A team of Canadian scientists has figured out why people don't have any memories of their earliest childhood. The reason is that during this period, the brain develops incredibly quickly, thus erasing all memories.
Katherine Akers, who was the head of the Canadian study, announced that people's brains develop with a rapid tempo during infancy, which erases old memories and replaces them with new ones.
The study is published in the British Daily Telegraph and the final conclusion from it shows that most people can only create memories after the age of 3.
Most adults lack or have very little memories before their third birthday.
The condition is described as childhood amnesia and is characteristic of other species as well, not just in humans. According to the researchers, this condition can be called neurogenesis, since according to them, the neurons play a key role in this process.
In experiments, scientists have used tiny electric shocks to teach a group of lab mice to be afraid of a certain environment. Then they put them in running wheels because running stimulates the generation of new neurons.
After returning the mice to the environment which they were supposed to be afraid of, scientists discovered that those mice that ran for a long time had forgotten about their fears, while the others remembered the electric shocks quite well.
In the second part of the experiments, the scientists used medications to slow the generation of neurons and found out that in this way, the memories were retained longer.
Another popular theory about our lack of memories claims that the hypothalamus begins to link the fragments of information accumulated up until the point between about the age of 2 to 4 years and that is why we don't remember anything up until 3 years of age.
Nora Newcombe from Temple University in Philadelphia postulates that this lack of memories is due to the fact that in its first few years, the child is still getting to know the world around it.

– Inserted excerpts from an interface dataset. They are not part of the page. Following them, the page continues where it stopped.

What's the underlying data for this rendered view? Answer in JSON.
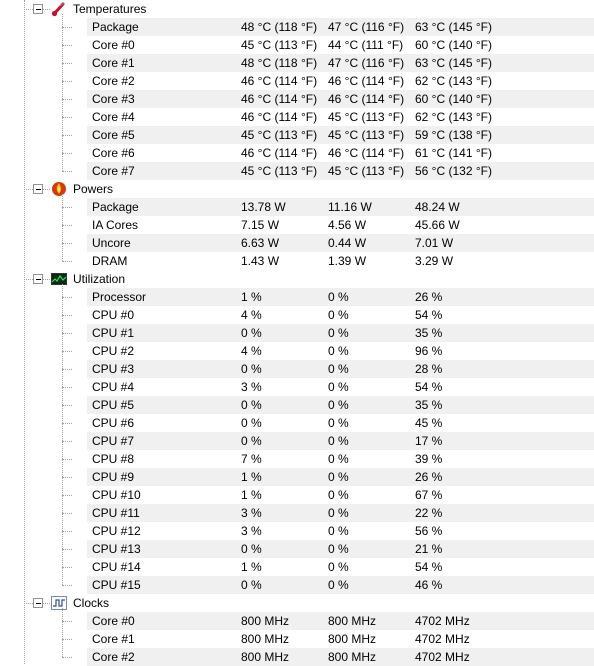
{
  "sections": [
    {
      "name": "Temperatures",
      "icon": "temperature-icon",
      "rows": [
        {
          "label": "Package",
          "current": "48 °C  (118 °F)",
          "min": "47 °C  (116 °F)",
          "max": "63 °C  (145 °F)"
        },
        {
          "label": "Core #0",
          "current": "45 °C  (113 °F)",
          "min": "44 °C  (111 °F)",
          "max": "60 °C  (140 °F)"
        },
        {
          "label": "Core #1",
          "current": "48 °C  (118 °F)",
          "min": "47 °C  (116 °F)",
          "max": "63 °C  (145 °F)"
        },
        {
          "label": "Core #2",
          "current": "46 °C  (114 °F)",
          "min": "46 °C  (114 °F)",
          "max": "62 °C  (143 °F)"
        },
        {
          "label": "Core #3",
          "current": "46 °C  (114 °F)",
          "min": "46 °C  (114 °F)",
          "max": "60 °C  (140 °F)"
        },
        {
          "label": "Core #4",
          "current": "46 °C  (114 °F)",
          "min": "45 °C  (113 °F)",
          "max": "62 °C  (143 °F)"
        },
        {
          "label": "Core #5",
          "current": "45 °C  (113 °F)",
          "min": "45 °C  (113 °F)",
          "max": "59 °C  (138 °F)"
        },
        {
          "label": "Core #6",
          "current": "46 °C  (114 °F)",
          "min": "46 °C  (114 °F)",
          "max": "61 °C  (141 °F)"
        },
        {
          "label": "Core #7",
          "current": "45 °C  (113 °F)",
          "min": "45 °C  (113 °F)",
          "max": "56 °C  (132 °F)"
        }
      ]
    },
    {
      "name": "Powers",
      "icon": "power-flame-icon",
      "rows": [
        {
          "label": "Package",
          "current": "13.78 W",
          "min": "11.16 W",
          "max": "48.24 W"
        },
        {
          "label": "IA Cores",
          "current": "7.15 W",
          "min": "4.56 W",
          "max": "45.66 W"
        },
        {
          "label": "Uncore",
          "current": "6.63 W",
          "min": "0.44 W",
          "max": "7.01 W"
        },
        {
          "label": "DRAM",
          "current": "1.43 W",
          "min": "1.39 W",
          "max": "3.29 W"
        }
      ]
    },
    {
      "name": "Utilization",
      "icon": "utilization-graph-icon",
      "rows": [
        {
          "label": "Processor",
          "current": "1 %",
          "min": "0 %",
          "max": "26 %"
        },
        {
          "label": "CPU #0",
          "current": "4 %",
          "min": "0 %",
          "max": "54 %"
        },
        {
          "label": "CPU #1",
          "current": "0 %",
          "min": "0 %",
          "max": "35 %"
        },
        {
          "label": "CPU #2",
          "current": "4 %",
          "min": "0 %",
          "max": "96 %"
        },
        {
          "label": "CPU #3",
          "current": "0 %",
          "min": "0 %",
          "max": "28 %"
        },
        {
          "label": "CPU #4",
          "current": "3 %",
          "min": "0 %",
          "max": "54 %"
        },
        {
          "label": "CPU #5",
          "current": "0 %",
          "min": "0 %",
          "max": "35 %"
        },
        {
          "label": "CPU #6",
          "current": "0 %",
          "min": "0 %",
          "max": "45 %"
        },
        {
          "label": "CPU #7",
          "current": "0 %",
          "min": "0 %",
          "max": "17 %"
        },
        {
          "label": "CPU #8",
          "current": "7 %",
          "min": "0 %",
          "max": "39 %"
        },
        {
          "label": "CPU #9",
          "current": "1 %",
          "min": "0 %",
          "max": "26 %"
        },
        {
          "label": "CPU #10",
          "current": "1 %",
          "min": "0 %",
          "max": "67 %"
        },
        {
          "label": "CPU #11",
          "current": "3 %",
          "min": "0 %",
          "max": "22 %"
        },
        {
          "label": "CPU #12",
          "current": "3 %",
          "min": "0 %",
          "max": "56 %"
        },
        {
          "label": "CPU #13",
          "current": "0 %",
          "min": "0 %",
          "max": "21 %"
        },
        {
          "label": "CPU #14",
          "current": "1 %",
          "min": "0 %",
          "max": "54 %"
        },
        {
          "label": "CPU #15",
          "current": "0 %",
          "min": "0 %",
          "max": "46 %"
        }
      ]
    },
    {
      "name": "Clocks",
      "icon": "clock-waveform-icon",
      "rows": [
        {
          "label": "Core #0",
          "current": "800 MHz",
          "min": "800 MHz",
          "max": "4702 MHz"
        },
        {
          "label": "Core #1",
          "current": "800 MHz",
          "min": "800 MHz",
          "max": "4702 MHz"
        },
        {
          "label": "Core #2",
          "current": "800 MHz",
          "min": "800 MHz",
          "max": "4702 MHz"
        }
      ]
    }
  ],
  "colors": {
    "alt_row_bg": "#f0f0f0",
    "tree_line": "#a0a0a0",
    "expander_border": "#919191"
  }
}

According to Freud's theory, childhood amnesia exists because of suppressed trauma after birth.